INTRO: U.S. Secretary of Education Arnie Duncan and Governor Rick Snyder toured schools in Detroit this week. They inspected one of the 15 Detroit schools that’s part of the Educational Achievement Authority. Michigan Now’s Chris McCarus followed along. So did critics of the EAA.
This 5th grade teacher played a video and asked students to sing. This is Thirkell Elementary. Kwame Kilpatrick grew up one street away.
The classroom is regular sized. 20 journalists were told to stay together at one side. Governor Snyder walked in. He walked around to a couple of the kids’ desks. He asked them to read. We shot photos, video and audio up close of the kids and Snyder.

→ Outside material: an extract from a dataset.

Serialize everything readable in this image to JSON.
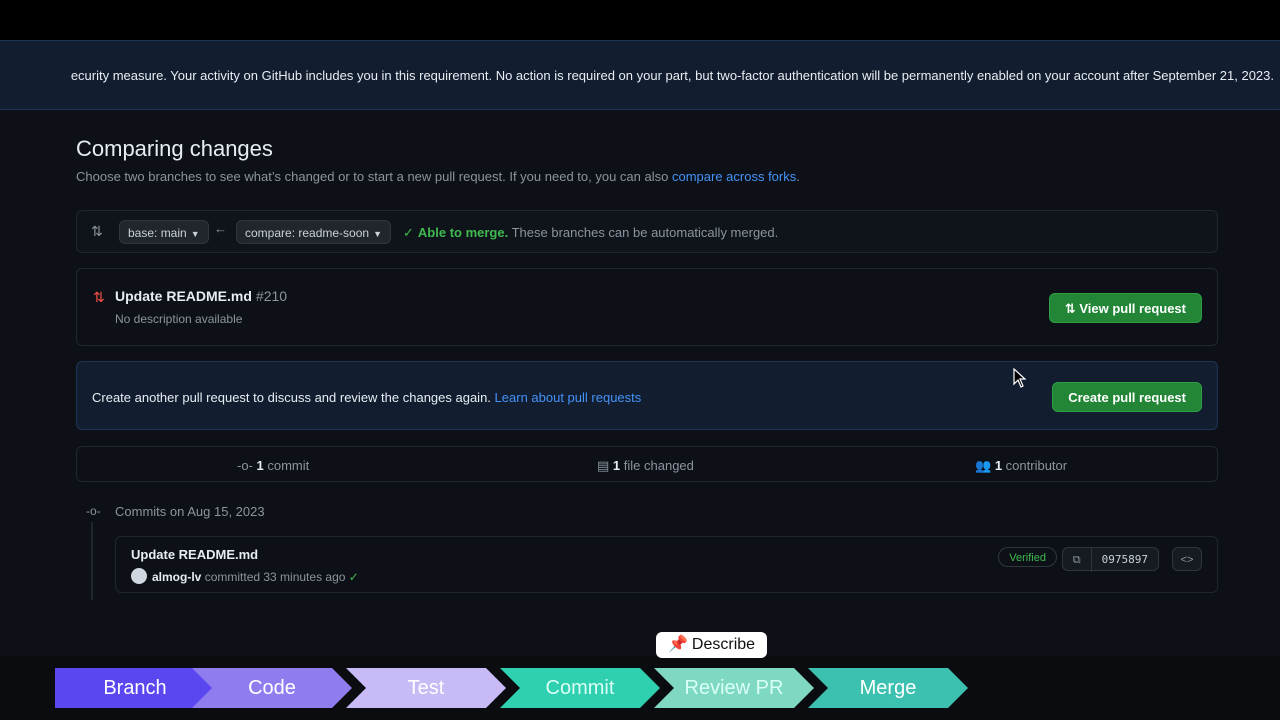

Another dozen officials in suits walked around the room. One man crouched down to eye level with a boy named Khalil Holiness who was seated at his desk. The man got positive answers by asking yes or no questions.
“We have many projects to keep us active in class,” Khalil said.
“Do you guys do a lot of projects versus worksheets?”
“Yes. We do more projects that worksheets?” Khalil said.
“Do you like that?” said the man, doing research on your own and trying to figure things out?
“Yes it helps me learn and how to be independent,” said Khalil.
The Educational Achievement Authority started last year in schools with low test scores. It’s designed to let students in the same room learn at their own speed. If they can do 9th grade math in 5th grade great. U.S. Education Secretary Arnie Duncan entered the classroom.
“My last thing. Do you guys have a good teacher? Why is she good?” asked Duncan.
“She exposes us to different types of learning,” said Jakaila Taylor. A boy said:
“while we’re learning she lets us have fun while we’re doing it.”
“Do you think teachers make a little money or a lot?” asked Secretary Duncan.
“A lot,” said several kids. The adults laughed.
The Secretary and the Governor led a troop of adults downstairs to another classroom. I asked 11 year old Jakaila Taylor what she thinks of her school.
“When I first came here I didn’t really know about it. But when I got used to it I got used to it, I feel really welcome, really safe and I think that it’s a really good school for people to come. If you are trying to find a really good school for your child you should come to Thirkell Elementary.”
When people jam into elevators they tend to stop talking, keep their hands at their sides and pop in breath freshening mints. That’s how close journalists and politicians were crammed together. Journalists got access. Politicians got spin.
Republicans in Lansing want a state wide EAA plan. Democrats say it’s wrong to expand the program without proof that it works. Public school districts and charter schools are regulated by the state board of education. But the EAA is regulated by the governor. Some democrats are warning that the EAA will become a parallel education system around the state. They warn that laws are being written so more money and students can be taken from public schools and placed into schools that are run like a business.
“We know that what they are offering is an inferior product mandated by the governor’s office because all control of these 15 EAA schools is seated within the governor’s office.”
Democrat State representative Bert Johnson came to Thirkell Elementary. He delivered a letter to Secretary Duncan telling him not to support the EAA. I asked Johnson if racism is part of this process.
“There is a war on impoverished families and their children. What they have dreamed up in this EAA format… you know I don’t even have to touch the racism thing. A number of people see that as it is anyway and they don’t all look like me as a black man. It is an inferior product that is being sold to families who can’t get out of this community if they want to.”
We journalists got a cursory glance at the school and the children. It was difficult to see how the EAA curriculum is failing kids. But Senator Bert Johnson argues:
“There is a nexus between some of the failed policies that disproportionately impact people of color and people in high poverty and the fact that they receive an inferior education. This could not take place and take root in West Bloomfield, Grosse Pointe or Birmingham. This could not take place in more affluent areas.”
The bill to expand the Educational Achievement Authority state wide has been introduced by republican Lisa Posthumous Lyons. She’s the daughter of former Lieutenant governor Dick Posthumous. They’re from suburban Grand Rapids.